> [YOUR GOAL]: Print each record exactly as it appears, but drop the images.
----
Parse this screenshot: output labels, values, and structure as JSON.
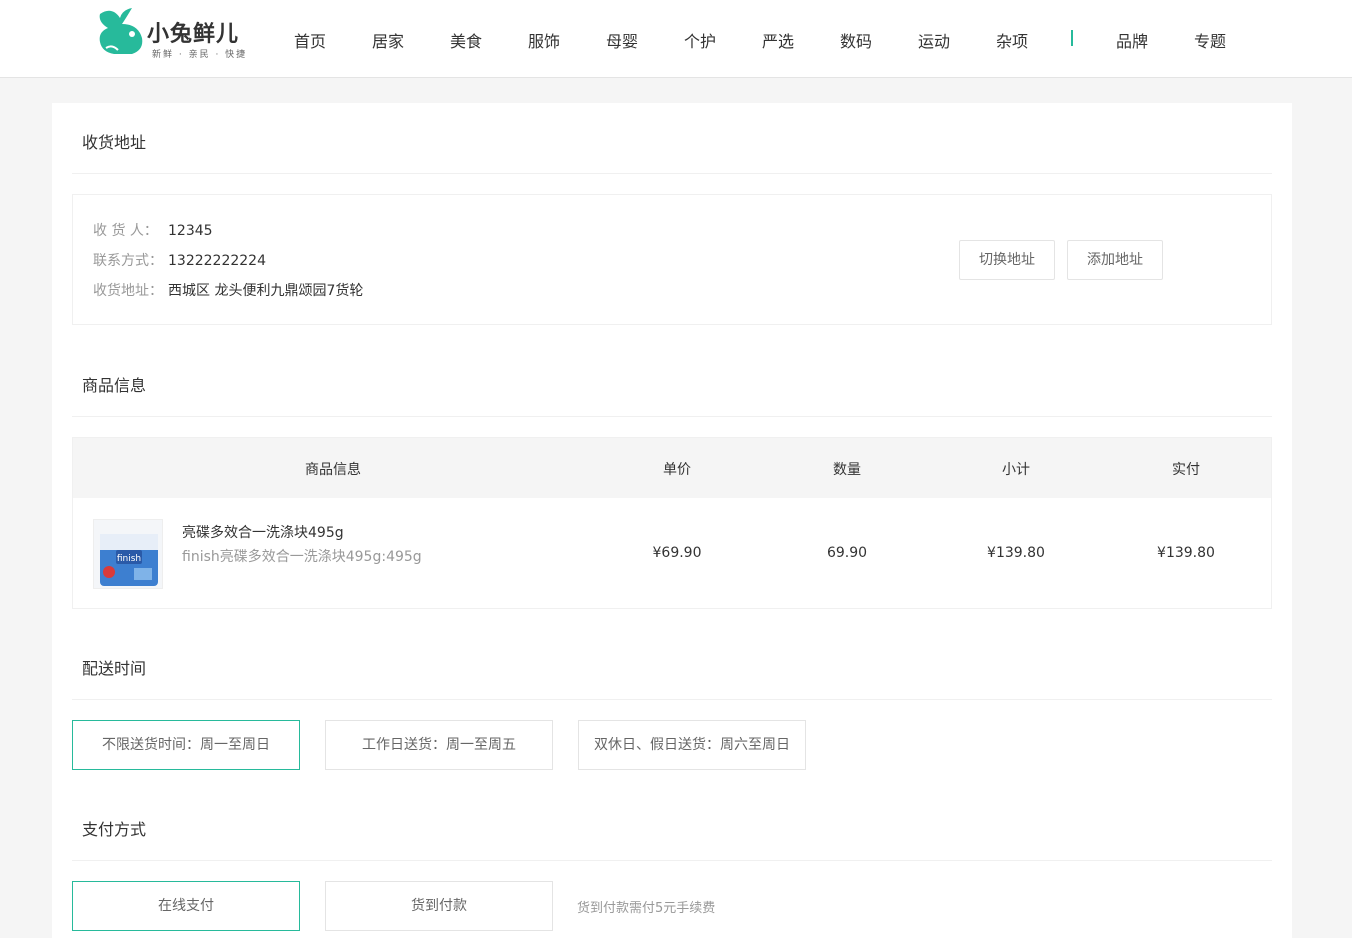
{
  "header": {
    "logo_title": "小兔鲜儿",
    "logo_subtitle": "新鲜 · 亲民 · 快捷",
    "nav": [
      "首页",
      "居家",
      "美食",
      "服饰",
      "母婴",
      "个护",
      "严选",
      "数码",
      "运动",
      "杂项"
    ],
    "nav_extra": [
      "品牌",
      "专题"
    ]
  },
  "address": {
    "title": "收货地址",
    "receiver_label": "收 货 人：",
    "receiver": "12345",
    "phone_label": "联系方式：",
    "phone": "13222222224",
    "addr_label": "收货地址：",
    "addr": "西城区 龙头便利九鼎颂园7货轮",
    "switch_btn": "切换地址",
    "add_btn": "添加地址"
  },
  "goods": {
    "title": "商品信息",
    "headers": [
      "商品信息",
      "单价",
      "数量",
      "小计",
      "实付"
    ],
    "item": {
      "name": "亮碟多效合一洗涤块495g",
      "spec": "finish亮碟多效合一洗涤块495g:495g",
      "price": "¥69.90",
      "count": "69.90",
      "subtotal": "¥139.80",
      "paid": "¥139.80",
      "image_label": "finish"
    }
  },
  "delivery": {
    "title": "配送时间",
    "options": [
      "不限送货时间：周一至周日",
      "工作日送货：周一至周五",
      "双休日、假日送货：周六至周日"
    ]
  },
  "payment": {
    "title": "支付方式",
    "options": [
      "在线支付",
      "货到付款"
    ],
    "tip": "货到付款需付5元手续费"
  },
  "colors": {
    "accent": "#27ba9b"
  }
}
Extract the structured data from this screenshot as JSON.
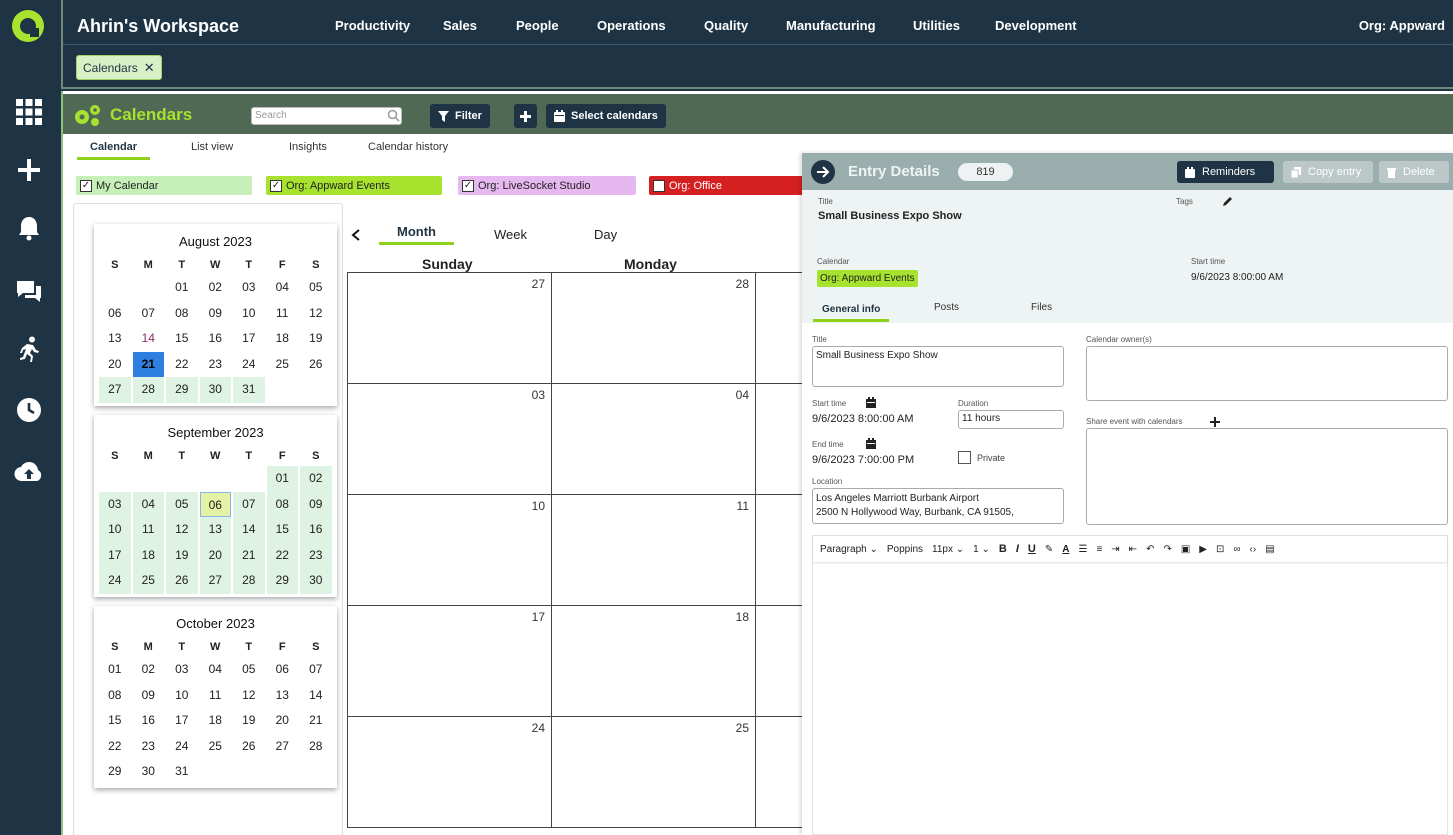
{
  "workspace_title": "Ahrin's Workspace",
  "nav": [
    "Productivity",
    "Sales",
    "People",
    "Operations",
    "Quality",
    "Manufacturing",
    "Utilities",
    "Development"
  ],
  "org": "Org:  Appward",
  "open_tab": "Calendars",
  "rail_icons": [
    "apps-grid-icon",
    "plus-icon",
    "bell-icon",
    "chat-icon",
    "runner-icon",
    "clock-icon",
    "cloud-upload-icon"
  ],
  "toolbar": {
    "title": "Calendars",
    "search_placeholder": "Search",
    "filter_label": "Filter",
    "select_calendars_label": "Select calendars"
  },
  "view_tabs": [
    "Calendar",
    "List view",
    "Insights",
    "Calendar history"
  ],
  "calendars": [
    {
      "label": "My Calendar",
      "color": "#c6f0b8"
    },
    {
      "label": "Org: Appward Events",
      "color": "#a6e22e"
    },
    {
      "label": "Org: LiveSocket Studio",
      "color": "#e6b8f0"
    },
    {
      "label": "Org: Office",
      "color": "#d42020"
    }
  ],
  "weekday_letters": [
    "S",
    "M",
    "T",
    "W",
    "T",
    "F",
    "S"
  ],
  "mini_months": [
    {
      "name": "August 2023",
      "offset": 2,
      "days": 31,
      "event_from": 27,
      "today": 21,
      "selected": null,
      "highlight_text": 14
    },
    {
      "name": "September 2023",
      "offset": 5,
      "days": 30,
      "event_from": 1,
      "today": null,
      "selected": 6,
      "highlight_text": null
    },
    {
      "name": "October 2023",
      "offset": 0,
      "days": 31,
      "event_from": 99,
      "today": null,
      "selected": null,
      "highlight_text": null
    }
  ],
  "calendar_view": {
    "prev_label": "‹",
    "modes": [
      "Month",
      "Week",
      "Day"
    ],
    "day_headers": [
      "Sunday",
      "Monday"
    ],
    "weeks": [
      [
        "27",
        "28"
      ],
      [
        "03",
        "04"
      ],
      [
        "10",
        "11"
      ],
      [
        "17",
        "18"
      ],
      [
        "24",
        "25"
      ]
    ]
  },
  "entry": {
    "header": "Entry Details",
    "id": "819",
    "reminders_label": "Reminders",
    "copy_label": "Copy entry",
    "delete_label": "Delete",
    "title_label": "Title",
    "title": "Small Business Expo Show",
    "tags_label": "Tags",
    "calendar_label": "Calendar",
    "calendar": "Org: Appward Events",
    "start_label": "Start time",
    "start": "9/6/2023 8:00:00 AM",
    "tabs": [
      "General info",
      "Posts",
      "Files"
    ],
    "form": {
      "title_label": "Title",
      "title_value": "Small Business Expo Show",
      "owners_label": "Calendar owner(s)",
      "start_label": "Start time",
      "start_value": "9/6/2023 8:00:00 AM",
      "duration_label": "Duration",
      "duration_value": "11 hours",
      "share_label": "Share event with calendars",
      "end_label": "End time",
      "end_value": "9/6/2023 7:00:00 PM",
      "private_label": "Private",
      "location_label": "Location",
      "location_line1": "Los Angeles Marriott Burbank Airport",
      "location_line2": "2500 N Hollywood Way, Burbank, CA  91505,"
    },
    "editor": {
      "block": "Paragraph",
      "font": "Poppins",
      "size": "11px",
      "line_height": "1"
    }
  }
}
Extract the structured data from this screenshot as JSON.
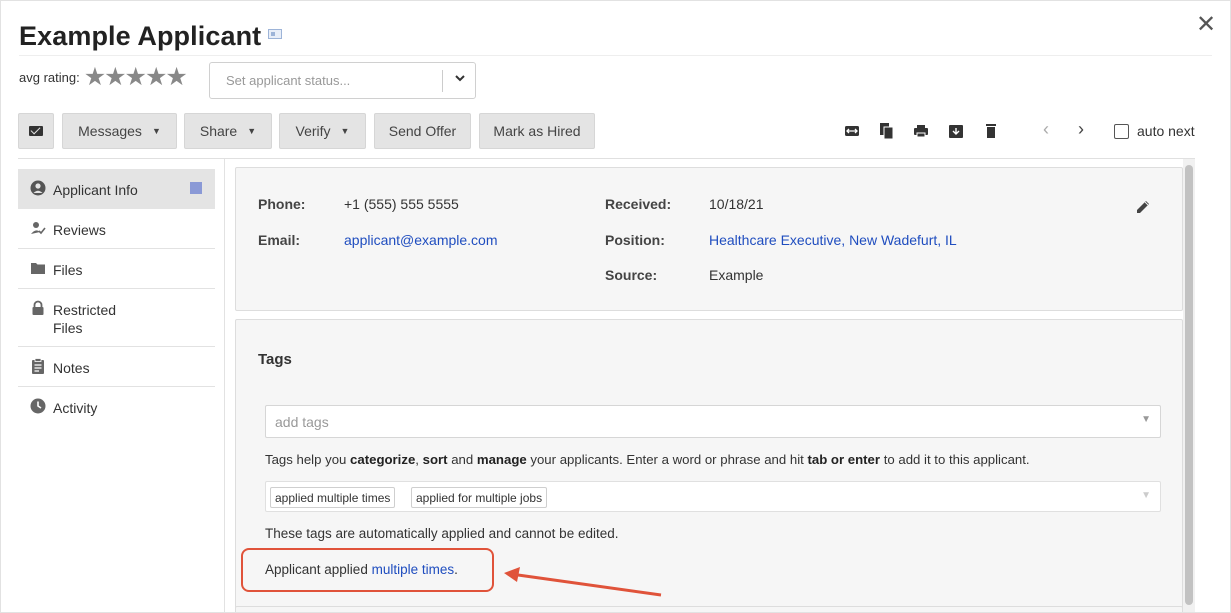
{
  "header": {
    "title": "Example Applicant",
    "close_glyph": "✕",
    "rating_label": "avg rating:",
    "stars": "★★★★★",
    "rating_value": 0,
    "rating_max": 5,
    "status_placeholder": "Set applicant status..."
  },
  "toolbar": {
    "messages": "Messages",
    "share": "Share",
    "verify": "Verify",
    "send_offer": "Send Offer",
    "mark_hired": "Mark as Hired",
    "auto_next": "auto next"
  },
  "sidebar": {
    "items": [
      {
        "label": "Applicant Info",
        "icon": "user-circle-icon"
      },
      {
        "label": "Reviews",
        "icon": "user-check-icon"
      },
      {
        "label": "Files",
        "icon": "folder-icon"
      },
      {
        "label": "Restricted Files",
        "icon": "lock-icon"
      },
      {
        "label": "Notes",
        "icon": "clipboard-icon"
      },
      {
        "label": "Activity",
        "icon": "clock-icon"
      }
    ],
    "active_badge_color": "#8a99d6"
  },
  "info": {
    "phone_label": "Phone:",
    "phone": "+1 (555) 555 5555",
    "email_label": "Email:",
    "email": "applicant@example.com",
    "received_label": "Received:",
    "received": "10/18/21",
    "position_label": "Position:",
    "position": "Healthcare Executive, New Wadefurt, IL",
    "source_label": "Source:",
    "source": "Example"
  },
  "tags": {
    "heading": "Tags",
    "input_placeholder": "add tags",
    "help_1": "Tags help you ",
    "help_b1": "categorize",
    "help_2": ", ",
    "help_b2": "sort",
    "help_3": " and ",
    "help_b3": "manage",
    "help_4": " your applicants. Enter a word or phrase and hit ",
    "help_b4": "tab or enter",
    "help_5": " to add it to this applicant.",
    "auto_tags": [
      "applied multiple times",
      "applied for multiple jobs"
    ],
    "auto_note": "These tags are automatically applied and cannot be edited.",
    "applied_prefix": "Applicant applied ",
    "applied_link": "multiple times",
    "applied_suffix": "."
  },
  "colors": {
    "link": "#1f4dbf",
    "annotation": "#e0533a"
  }
}
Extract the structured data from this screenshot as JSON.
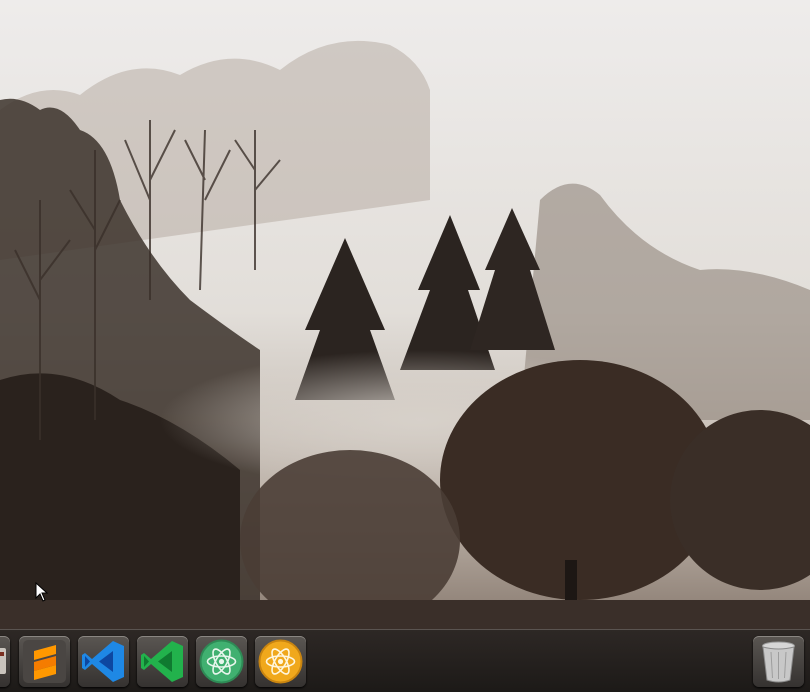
{
  "desktop": {
    "wallpaper": "foggy-forest-landscape",
    "colors": {
      "fog": "#e9e7e3",
      "trees": "#2c2420",
      "dock": "#1e1b19"
    }
  },
  "dock": {
    "items": [
      {
        "icon": "app-icon-partial",
        "tooltip": ""
      },
      {
        "icon": "sublime-text-icon",
        "tooltip": ""
      },
      {
        "icon": "visual-studio-code-icon",
        "tooltip": ""
      },
      {
        "icon": "visual-studio-icon",
        "tooltip": ""
      },
      {
        "icon": "atom-icon",
        "tooltip": ""
      },
      {
        "icon": "atom-beta-icon",
        "tooltip": ""
      }
    ],
    "trash": {
      "icon": "trash-icon"
    }
  }
}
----
> [ANSWER SPACE]:
Parse this screenshot: output labels, values, and structure as JSON.
{
  "header": {
    "logo_title": "小兔鲜儿",
    "logo_subtitle": "新鲜 · 亲民 · 快捷",
    "nav": [
      "首页",
      "居家",
      "美食",
      "服饰",
      "母婴",
      "个护",
      "严选",
      "数码",
      "运动",
      "杂项"
    ],
    "nav_extra": [
      "品牌",
      "专题"
    ]
  },
  "address": {
    "title": "收货地址",
    "receiver_label": "收 货 人：",
    "receiver": "12345",
    "phone_label": "联系方式：",
    "phone": "13222222224",
    "addr_label": "收货地址：",
    "addr": "西城区 龙头便利九鼎颂园7货轮",
    "switch_btn": "切换地址",
    "add_btn": "添加地址"
  },
  "goods": {
    "title": "商品信息",
    "headers": [
      "商品信息",
      "单价",
      "数量",
      "小计",
      "实付"
    ],
    "item": {
      "name": "亮碟多效合一洗涤块495g",
      "spec": "finish亮碟多效合一洗涤块495g:495g",
      "price": "¥69.90",
      "count": "69.90",
      "subtotal": "¥139.80",
      "paid": "¥139.80",
      "image_label": "finish"
    }
  },
  "delivery": {
    "title": "配送时间",
    "options": [
      "不限送货时间：周一至周日",
      "工作日送货：周一至周五",
      "双休日、假日送货：周六至周日"
    ]
  },
  "payment": {
    "title": "支付方式",
    "options": [
      "在线支付",
      "货到付款"
    ],
    "tip": "货到付款需付5元手续费"
  },
  "colors": {
    "accent": "#27ba9b"
  }
}
Extract the structured data from this screenshot as JSON.
{
  "workspace_title": "Ahrin's Workspace",
  "nav": [
    "Productivity",
    "Sales",
    "People",
    "Operations",
    "Quality",
    "Manufacturing",
    "Utilities",
    "Development"
  ],
  "org": "Org:  Appward",
  "open_tab": "Calendars",
  "rail_icons": [
    "apps-grid-icon",
    "plus-icon",
    "bell-icon",
    "chat-icon",
    "runner-icon",
    "clock-icon",
    "cloud-upload-icon"
  ],
  "toolbar": {
    "title": "Calendars",
    "search_placeholder": "Search",
    "filter_label": "Filter",
    "select_calendars_label": "Select calendars"
  },
  "view_tabs": [
    "Calendar",
    "List view",
    "Insights",
    "Calendar history"
  ],
  "calendars": [
    {
      "label": "My Calendar",
      "color": "#c6f0b8"
    },
    {
      "label": "Org: Appward Events",
      "color": "#a6e22e"
    },
    {
      "label": "Org: LiveSocket Studio",
      "color": "#e6b8f0"
    },
    {
      "label": "Org: Office",
      "color": "#d42020"
    }
  ],
  "weekday_letters": [
    "S",
    "M",
    "T",
    "W",
    "T",
    "F",
    "S"
  ],
  "mini_months": [
    {
      "name": "August 2023",
      "offset": 2,
      "days": 31,
      "event_from": 27,
      "today": 21,
      "selected": null,
      "highlight_text": 14
    },
    {
      "name": "September 2023",
      "offset": 5,
      "days": 30,
      "event_from": 1,
      "today": null,
      "selected": 6,
      "highlight_text": null
    },
    {
      "name": "October 2023",
      "offset": 0,
      "days": 31,
      "event_from": 99,
      "today": null,
      "selected": null,
      "highlight_text": null
    }
  ],
  "calendar_view": {
    "prev_label": "‹",
    "modes": [
      "Month",
      "Week",
      "Day"
    ],
    "day_headers": [
      "Sunday",
      "Monday"
    ],
    "weeks": [
      [
        "27",
        "28"
      ],
      [
        "03",
        "04"
      ],
      [
        "10",
        "11"
      ],
      [
        "17",
        "18"
      ],
      [
        "24",
        "25"
      ]
    ]
  },
  "entry": {
    "header": "Entry Details",
    "id": "819",
    "reminders_label": "Reminders",
    "copy_label": "Copy entry",
    "delete_label": "Delete",
    "title_label": "Title",
    "title": "Small Business Expo Show",
    "tags_label": "Tags",
    "calendar_label": "Calendar",
    "calendar": "Org: Appward Events",
    "start_label": "Start time",
    "start": "9/6/2023 8:00:00 AM",
    "tabs": [
      "General info",
      "Posts",
      "Files"
    ],
    "form": {
      "title_label": "Title",
      "title_value": "Small Business Expo Show",
      "owners_label": "Calendar owner(s)",
      "start_label": "Start time",
      "start_value": "9/6/2023 8:00:00 AM",
      "duration_label": "Duration",
      "duration_value": "11 hours",
      "share_label": "Share event with calendars",
      "end_label": "End time",
      "end_value": "9/6/2023 7:00:00 PM",
      "private_label": "Private",
      "location_label": "Location",
      "location_line1": "Los Angeles Marriott Burbank Airport",
      "location_line2": "2500 N Hollywood Way, Burbank, CA  91505,"
    },
    "editor": {
      "block": "Paragraph",
      "font": "Poppins",
      "size": "11px",
      "line_height": "1"
    }
  }
}
Extract the structured data from this screenshot as JSON.
{
  "header": {
    "title": "Example Applicant",
    "close_glyph": "✕",
    "rating_label": "avg rating:",
    "stars": "★★★★★",
    "rating_value": 0,
    "rating_max": 5,
    "status_placeholder": "Set applicant status..."
  },
  "toolbar": {
    "messages": "Messages",
    "share": "Share",
    "verify": "Verify",
    "send_offer": "Send Offer",
    "mark_hired": "Mark as Hired",
    "auto_next": "auto next"
  },
  "sidebar": {
    "items": [
      {
        "label": "Applicant Info",
        "icon": "user-circle-icon"
      },
      {
        "label": "Reviews",
        "icon": "user-check-icon"
      },
      {
        "label": "Files",
        "icon": "folder-icon"
      },
      {
        "label": "Restricted Files",
        "icon": "lock-icon"
      },
      {
        "label": "Notes",
        "icon": "clipboard-icon"
      },
      {
        "label": "Activity",
        "icon": "clock-icon"
      }
    ],
    "active_badge_color": "#8a99d6"
  },
  "info": {
    "phone_label": "Phone:",
    "phone": "+1 (555) 555 5555",
    "email_label": "Email:",
    "email": "applicant@example.com",
    "received_label": "Received:",
    "received": "10/18/21",
    "position_label": "Position:",
    "position": "Healthcare Executive, New Wadefurt, IL",
    "source_label": "Source:",
    "source": "Example"
  },
  "tags": {
    "heading": "Tags",
    "input_placeholder": "add tags",
    "help_1": "Tags help you ",
    "help_b1": "categorize",
    "help_2": ", ",
    "help_b2": "sort",
    "help_3": " and ",
    "help_b3": "manage",
    "help_4": " your applicants. Enter a word or phrase and hit ",
    "help_b4": "tab or enter",
    "help_5": " to add it to this applicant.",
    "auto_tags": [
      "applied multiple times",
      "applied for multiple jobs"
    ],
    "auto_note": "These tags are automatically applied and cannot be edited.",
    "applied_prefix": "Applicant applied ",
    "applied_link": "multiple times",
    "applied_suffix": "."
  },
  "colors": {
    "link": "#1f4dbf",
    "annotation": "#e0533a"
  }
}
Extract the structured data from this screenshot as JSON.
{
  "desktop": {
    "wallpaper": "foggy-forest-landscape",
    "colors": {
      "fog": "#e9e7e3",
      "trees": "#2c2420",
      "dock": "#1e1b19"
    }
  },
  "dock": {
    "items": [
      {
        "icon": "app-icon-partial",
        "tooltip": ""
      },
      {
        "icon": "sublime-text-icon",
        "tooltip": ""
      },
      {
        "icon": "visual-studio-code-icon",
        "tooltip": ""
      },
      {
        "icon": "visual-studio-icon",
        "tooltip": ""
      },
      {
        "icon": "atom-icon",
        "tooltip": ""
      },
      {
        "icon": "atom-beta-icon",
        "tooltip": ""
      }
    ],
    "trash": {
      "icon": "trash-icon"
    }
  }
}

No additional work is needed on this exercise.